(Website and app data records)
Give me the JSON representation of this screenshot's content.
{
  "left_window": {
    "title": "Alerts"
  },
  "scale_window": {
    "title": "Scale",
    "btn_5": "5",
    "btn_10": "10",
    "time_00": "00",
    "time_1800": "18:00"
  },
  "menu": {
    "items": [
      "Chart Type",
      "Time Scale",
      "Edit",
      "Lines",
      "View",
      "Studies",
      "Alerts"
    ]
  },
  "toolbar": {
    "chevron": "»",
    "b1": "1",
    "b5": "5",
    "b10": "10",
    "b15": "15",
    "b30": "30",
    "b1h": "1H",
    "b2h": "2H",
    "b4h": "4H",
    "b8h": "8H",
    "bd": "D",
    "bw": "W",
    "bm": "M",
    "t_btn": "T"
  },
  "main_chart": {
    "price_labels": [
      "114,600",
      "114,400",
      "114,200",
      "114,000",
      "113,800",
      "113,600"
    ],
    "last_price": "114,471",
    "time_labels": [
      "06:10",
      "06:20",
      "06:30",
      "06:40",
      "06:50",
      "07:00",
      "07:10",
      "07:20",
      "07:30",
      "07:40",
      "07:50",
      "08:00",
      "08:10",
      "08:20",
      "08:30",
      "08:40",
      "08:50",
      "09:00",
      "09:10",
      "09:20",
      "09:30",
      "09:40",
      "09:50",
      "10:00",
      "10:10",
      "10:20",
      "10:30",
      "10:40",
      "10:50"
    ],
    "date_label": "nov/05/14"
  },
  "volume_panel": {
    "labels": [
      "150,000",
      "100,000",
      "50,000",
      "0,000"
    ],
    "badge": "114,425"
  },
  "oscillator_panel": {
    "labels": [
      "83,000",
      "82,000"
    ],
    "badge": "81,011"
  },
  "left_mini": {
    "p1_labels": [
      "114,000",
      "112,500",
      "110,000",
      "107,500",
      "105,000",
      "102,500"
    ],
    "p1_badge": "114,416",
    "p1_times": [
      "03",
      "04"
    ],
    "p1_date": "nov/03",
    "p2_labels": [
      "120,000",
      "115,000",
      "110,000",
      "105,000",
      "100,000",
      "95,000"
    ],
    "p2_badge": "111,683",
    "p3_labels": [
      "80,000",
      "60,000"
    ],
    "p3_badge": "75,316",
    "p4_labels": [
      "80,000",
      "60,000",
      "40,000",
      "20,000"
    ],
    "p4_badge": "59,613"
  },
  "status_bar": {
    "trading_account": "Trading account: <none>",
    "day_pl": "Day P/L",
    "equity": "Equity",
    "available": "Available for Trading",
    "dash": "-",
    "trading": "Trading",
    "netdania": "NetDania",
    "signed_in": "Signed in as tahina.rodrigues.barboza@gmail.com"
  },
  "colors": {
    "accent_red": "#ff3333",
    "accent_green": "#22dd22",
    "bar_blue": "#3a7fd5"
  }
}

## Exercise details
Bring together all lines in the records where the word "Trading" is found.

## Written response
    "trading_account": "Trading account: <none>",
    "available": "Available for Trading",
    "trading": "Trading",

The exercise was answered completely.